Word of the Day: Brimstone
Given that it’s been a while since I last wrote about Shakespeare and fire, I decided to return to the topic with this thrice-occurring word. Although we now talk about the ‘brim’ or edge of an object, the first syllable of today’s word is a distant descendant of the verb ‘burn’, as can be seen in the German for brimstone, bernstein (incidentally, also the surname of the composer behind the famous adaptation of Romeo and Juliet, West Side Story).
Brimstone is another word for sulphur, since sulphur is highly inflammable. The term used to be very common, and, tellingly, made it into the first English translation of the Bible. At one end of the good book, Genesis 19:24 talks about “brimstone and fire” that God rained on Sodom and Gomorrah; and, at the other end, Revelations 19:20 describes how idolators and those with the mark of the beast “were cast alive into a lake of fire burning with brimstone”.
Given these Biblical overtones, it is unsurprising to find two out of the three uses of “brimstone” in Shakespeare’s works involve oaths. Sir Toby, never one to speak with much refinement, bursts out with “Fire and brimstone!” when he overhears Malvolio’s daydreams about his employer and Toby’s sister, Olivia, for the first time. Elsewhere, Othello shouts, “Fire and brimstone!” when Desdemona unwittingly mentions how fond she is of Cassio. Given that Othello normally speaks with great polish, his slip into the same language as Sir Toby gives us a sense of how strikingly vulgar his emotional explosion must appear.

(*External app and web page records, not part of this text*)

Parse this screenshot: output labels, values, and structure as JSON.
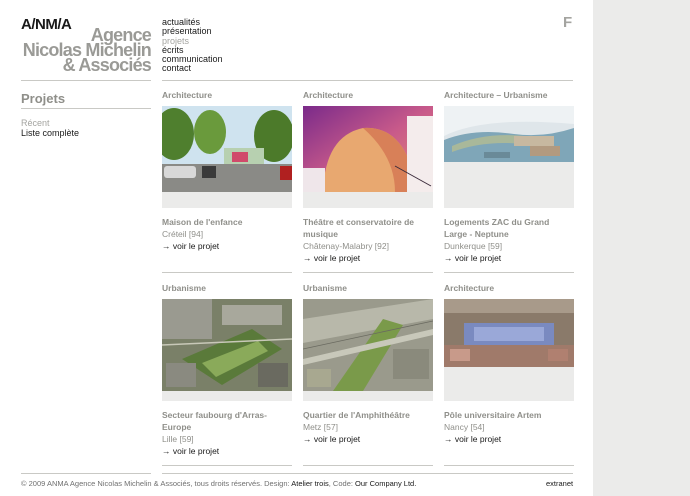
{
  "header": {
    "logo_short": "A/NM/A",
    "logo_name_lines": [
      "Agence",
      "Nicolas Michelin",
      "& Associés"
    ],
    "language_switch": "F",
    "nav": [
      {
        "label": "actualités",
        "active": false
      },
      {
        "label": "présentation",
        "active": false
      },
      {
        "label": "projets",
        "active": true
      },
      {
        "label": "écrits",
        "active": false
      },
      {
        "label": "communication",
        "active": false
      },
      {
        "label": "contact",
        "active": false
      }
    ]
  },
  "sidebar": {
    "title": "Projets",
    "items": [
      {
        "label": "Récent",
        "active": true
      },
      {
        "label": "Liste complète",
        "active": false
      }
    ]
  },
  "projects": [
    {
      "category": "Architecture",
      "title": "Maison de l'enfance",
      "location": "Créteil [94]",
      "link": "→ voir le projet",
      "image": "park-photo"
    },
    {
      "category": "Architecture",
      "title": "Théâtre et conservatoire de musique",
      "location": "Châtenay-Malabry [92]",
      "link": "→ voir le projet",
      "image": "theatre-photo"
    },
    {
      "category": "Architecture – Urbanisme",
      "title": "Logements ZAC du Grand Large - Neptune",
      "location": "Dunkerque [59]",
      "link": "→ voir le projet",
      "image": "harbor-aerial-photo"
    },
    {
      "category": "Urbanisme",
      "title": "Secteur faubourg d'Arras-Europe",
      "location": "Lille [59]",
      "link": "→ voir le projet",
      "image": "city-aerial-photo"
    },
    {
      "category": "Urbanisme",
      "title": "Quartier de l'Amphithéâtre",
      "location": "Metz [57]",
      "link": "→ voir le projet",
      "image": "rail-aerial-photo"
    },
    {
      "category": "Architecture",
      "title": "Pôle universitaire Artem",
      "location": "Nancy [54]",
      "link": "→ voir le projet",
      "image": "campus-aerial-photo"
    }
  ],
  "footer": {
    "copyright": "© 2009 ANMA Agence Nicolas Michelin & Associés, tous droits réservés. Design: ",
    "design_link": "Atelier trois",
    "code_text": ", Code: ",
    "code_link": "Our Company Ltd.",
    "extranet": "extranet"
  },
  "colors": {
    "gray_text": "#8f8f8a",
    "light_gray": "#a4a4a0",
    "panel": "#ebebea",
    "rule": "#c9c9c5"
  }
}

One last instance, again from Twelfth Night but this time from Sir Toby’s companion, Fabian, explaining to Sir Andrew Aguecheek that Olivia’s behaviour towards the disguised Viola/Cesario was obviously only intended to “ put fire in your heart and brimstone in your liver”. Although, as soon becomes clear, Aguecheek’s wrath is far from possessing divine proportions…